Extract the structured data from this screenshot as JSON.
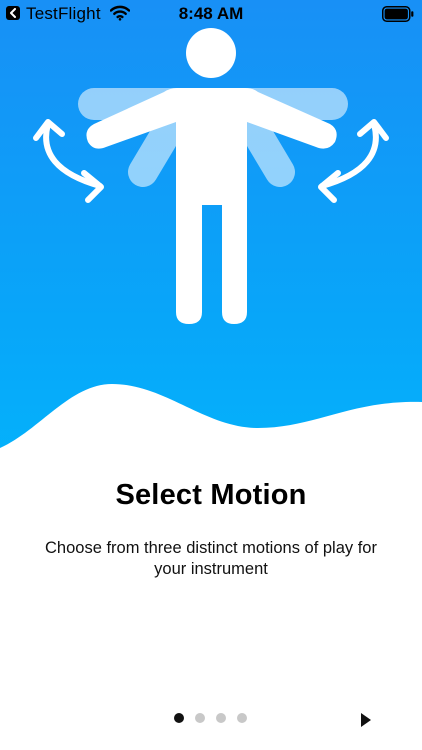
{
  "status_bar": {
    "back_app": "TestFlight",
    "time": "8:48 AM"
  },
  "onboarding": {
    "illustration": "person-motion-icon",
    "title": "Select Motion",
    "description": "Choose from three distinct motions of play for your instrument",
    "page_count": 4,
    "current_page": 1
  },
  "colors": {
    "gradient_top": "#1890f6",
    "gradient_bottom": "#04b1fb",
    "title": "#000000",
    "dot_active": "#111111",
    "dot_inactive": "#c8c8c8"
  },
  "icons": {
    "back": "back-arrow-icon",
    "wifi": "wifi-icon",
    "battery": "battery-icon",
    "next": "next-arrow-icon"
  }
}
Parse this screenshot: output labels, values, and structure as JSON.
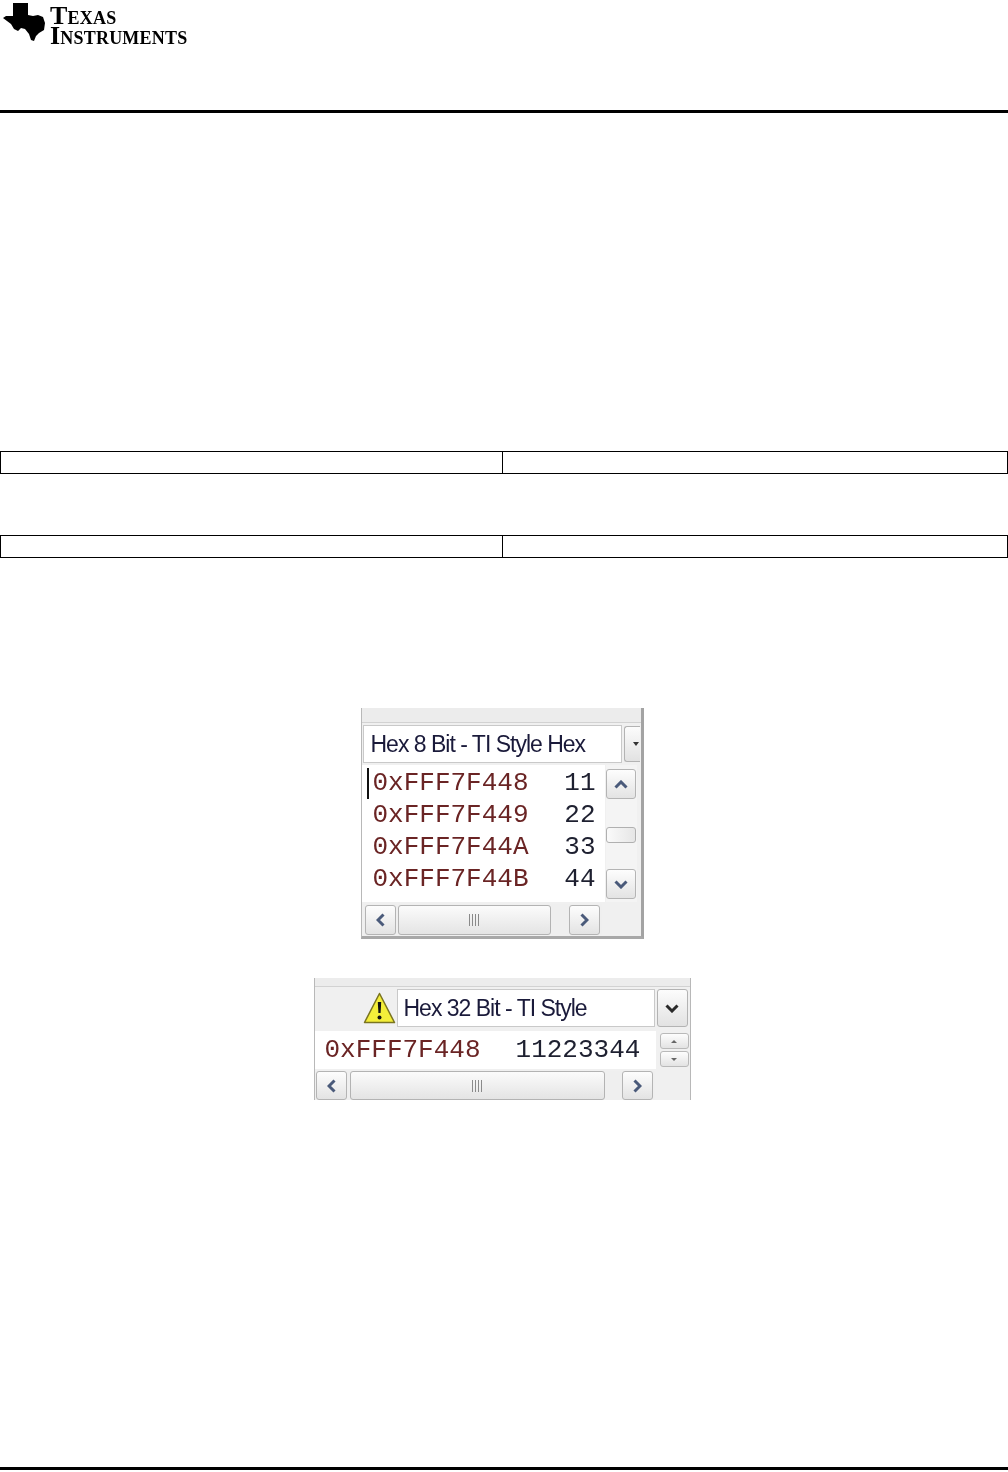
{
  "header": {
    "logo_lines": [
      "TEXAS",
      "INSTRUMENTS"
    ]
  },
  "memory_view_8bit": {
    "format": "Hex 8 Bit - TI Style Hex",
    "rows": [
      {
        "address": "0xFFF7F448",
        "value": "11",
        "caret": true
      },
      {
        "address": "0xFFF7F449",
        "value": "22",
        "caret": false
      },
      {
        "address": "0xFFF7F44A",
        "value": "33",
        "caret": false
      },
      {
        "address": "0xFFF7F44B",
        "value": "44",
        "caret": false
      }
    ]
  },
  "memory_view_32bit": {
    "warning": true,
    "format": "Hex 32 Bit - TI Style",
    "rows": [
      {
        "address": "0xFFF7F448",
        "value": "11223344"
      }
    ]
  }
}
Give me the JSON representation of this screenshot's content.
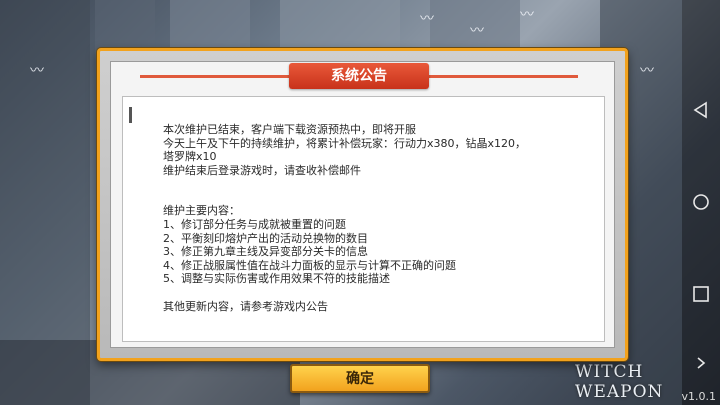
{
  "dialog": {
    "title": "系统公告",
    "lines": [
      "本次维护已结束，客户端下载资源预热中，即将开服",
      "今天上午及下午的持续维护，将累计补偿玩家：行动力x380，钻晶x120，",
      "塔罗牌x10",
      "维护结束后登录游戏时，请查收补偿邮件"
    ],
    "section_title": "维护主要内容：",
    "items": [
      "1、修订部分任务与成就被重置的问题",
      "2、平衡刻印熔炉产出的活动兑换物的数目",
      "3、修正第九章主线及异变部分关卡的信息",
      "4、修正战服属性值在战斗力面板的显示与计算不正确的问题",
      "5、调整与实际伤害或作用效果不符的技能描述"
    ],
    "footer": "其他更新内容，请参考游戏内公告",
    "confirm_label": "确定"
  },
  "branding": {
    "logo": "WITCH WEAPON",
    "version": "v1.0.1"
  },
  "nav": {
    "back_icon": "back-triangle-icon",
    "home_icon": "home-circle-icon",
    "recents_icon": "recents-square-icon"
  },
  "colors": {
    "frame": "#f2a21d",
    "title": "#d8442a",
    "button": "#ffc53a"
  }
}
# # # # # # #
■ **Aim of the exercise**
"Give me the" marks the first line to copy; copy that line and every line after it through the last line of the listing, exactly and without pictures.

■ **Task solution**
Give me the JSON representation of this screenshot's content.
{
  "dialog": {
    "title": "系统公告",
    "lines": [
      "本次维护已结束，客户端下载资源预热中，即将开服",
      "今天上午及下午的持续维护，将累计补偿玩家：行动力x380，钻晶x120，",
      "塔罗牌x10",
      "维护结束后登录游戏时，请查收补偿邮件"
    ],
    "section_title": "维护主要内容：",
    "items": [
      "1、修订部分任务与成就被重置的问题",
      "2、平衡刻印熔炉产出的活动兑换物的数目",
      "3、修正第九章主线及异变部分关卡的信息",
      "4、修正战服属性值在战斗力面板的显示与计算不正确的问题",
      "5、调整与实际伤害或作用效果不符的技能描述"
    ],
    "footer": "其他更新内容，请参考游戏内公告",
    "confirm_label": "确定"
  },
  "branding": {
    "logo": "WITCH WEAPON",
    "version": "v1.0.1"
  },
  "nav": {
    "back_icon": "back-triangle-icon",
    "home_icon": "home-circle-icon",
    "recents_icon": "recents-square-icon"
  },
  "colors": {
    "frame": "#f2a21d",
    "title": "#d8442a",
    "button": "#ffc53a"
  }
}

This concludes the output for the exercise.